Working Efficiently in SketchUp
I had an interesting conversation with a friend the other day about finding ways to work efficiently in SketchUp. He is both an architect and a furniture builder. He uses SketchUp as a design tool in both professions. For him, time is money so he needs to find ways to improve his efficiency when he is working to maximize his return.
I have also found the need to improve my efficiency when I am drawing in SketchUp. I’ve written in the past about several strategies I use to work smarter. I make components of every part I draw. I save out components for hardware such as hinges and pulls. I make adjustable components when appropriate so I can easily modify them as needed.
I design projects for several of my clients and then, when the design is finalized, I create the plan documents in LayOut. Sometimes a customer will ask for a piece that is very similar to a piece we’ve already done. In those case I can often make simple and quick modifications to the original model to suit the new project. Then it is a simple matter of updating the original plan document in LayOut and I’m finished. This saves me a great deal of time and my clients money in design fees.
Much of this model reuse is only possible because I tend to think a few steps ahead of the model. Regular readers of this blog know that I harp on making components of all the pieces. That’s one of the things I do to make my models efficient. I also try to make logical use of layers for all the components so I can control the visibility of the components. Building models by drawing the components in place is another way to work more efficiently.
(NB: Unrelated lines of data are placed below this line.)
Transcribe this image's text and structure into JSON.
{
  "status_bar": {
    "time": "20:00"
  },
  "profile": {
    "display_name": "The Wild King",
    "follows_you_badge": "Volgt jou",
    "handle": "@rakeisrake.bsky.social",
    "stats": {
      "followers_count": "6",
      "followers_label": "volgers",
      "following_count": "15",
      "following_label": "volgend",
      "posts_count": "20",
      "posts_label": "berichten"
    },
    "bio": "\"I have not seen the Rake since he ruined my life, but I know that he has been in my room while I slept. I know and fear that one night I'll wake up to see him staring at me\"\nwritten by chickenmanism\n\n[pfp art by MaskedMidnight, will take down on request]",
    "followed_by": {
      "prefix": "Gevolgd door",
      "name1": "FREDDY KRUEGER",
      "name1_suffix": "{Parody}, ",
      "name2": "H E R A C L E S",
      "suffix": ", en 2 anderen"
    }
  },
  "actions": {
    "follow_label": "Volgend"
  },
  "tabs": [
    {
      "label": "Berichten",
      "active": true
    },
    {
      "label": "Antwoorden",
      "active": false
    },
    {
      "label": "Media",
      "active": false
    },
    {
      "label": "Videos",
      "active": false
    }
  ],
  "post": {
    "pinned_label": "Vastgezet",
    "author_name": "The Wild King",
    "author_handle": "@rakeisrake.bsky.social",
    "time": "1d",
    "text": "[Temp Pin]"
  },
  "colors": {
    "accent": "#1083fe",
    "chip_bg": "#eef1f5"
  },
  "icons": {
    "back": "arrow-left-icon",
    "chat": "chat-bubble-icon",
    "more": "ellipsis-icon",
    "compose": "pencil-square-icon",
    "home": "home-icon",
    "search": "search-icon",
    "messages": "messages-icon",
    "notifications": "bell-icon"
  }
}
Here’s an example of converting a model of one piece of furniture into a different piece of furniture. I’m using the model I drew for the plans for Christian Becksvoort’s Shaker Classic 2 Ways. The SketchUp model for this little table is available for download when you get the digitial plan for it. The entire process uses only native tools and everything can be done with the free version as well as the pro version. I’m working in SketchUp 2013 Pro now but you can use Make or SketchUp 8 or even earlier versions just as well.
This process is ideal for models of repeated objects such as kitchen cabinets. Make the lateral parts in the copy unique and leave the case sides and face frame stiles alone. You’d just move the sides to make the cabinet wider or narrower as needed. then, when you run a cut list for all the cabinets, you’ll get the case sides and stils in single lines making it easy to know how many of each part you need to make.